The concept appears to resolve a handful of issues, such as how to create residential areas close to downtown where officials fear small parcel size may deter developers.
It also could reconnect citizens with Redwood Creek, which flows in from the Bay and past the Main Street properties, crosses underneath Veterans Boulevard and then disappears into underground tunnels through downtown, according to Mayor Barbara Pierce.
"This will encourage redevelopment and allow public access and use of the creek, which is a very good thing, and create more of a homogeneous neighborhood feel," Baer said.
One potential drawback is the fact that the area falls outside the region governed by the downtown precise plan now under development, which aims to turn the core of the city into a bustling retail center with plenty of residents living right where the action is. City leaders spent many weeks last fall coming up with a vision of downtown’s future that includes taller buildings and up to 3,600 new apartments and condominiums; more hearings on the precise plan are scheduled this fall.
"One of the minuses is: Should we be opening up a specific area that’s not currently zoned for downtown?" Pierce said.
Baer’s project remains on hold until planners determine whether it makes sense to rezone the surrounding parcels for housing as well.
However, completing that study should only take a few months, according to Ekas.
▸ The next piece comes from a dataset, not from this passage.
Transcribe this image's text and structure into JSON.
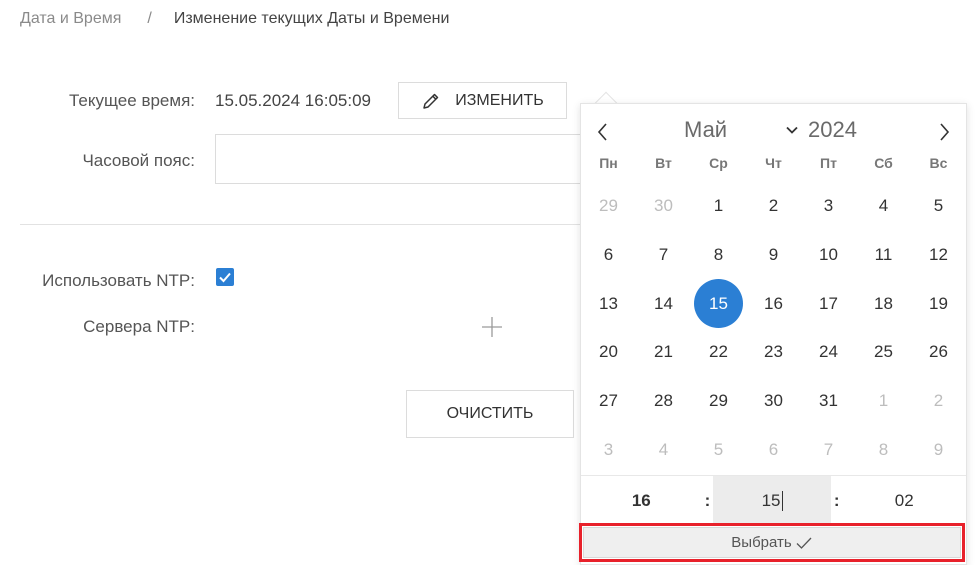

"It’s a good land use decision, and good land use decisions benefit us for the future," Baer said. "It means there will be compatible things that can support our project. It may add a couple of months to the project, but that’s OK."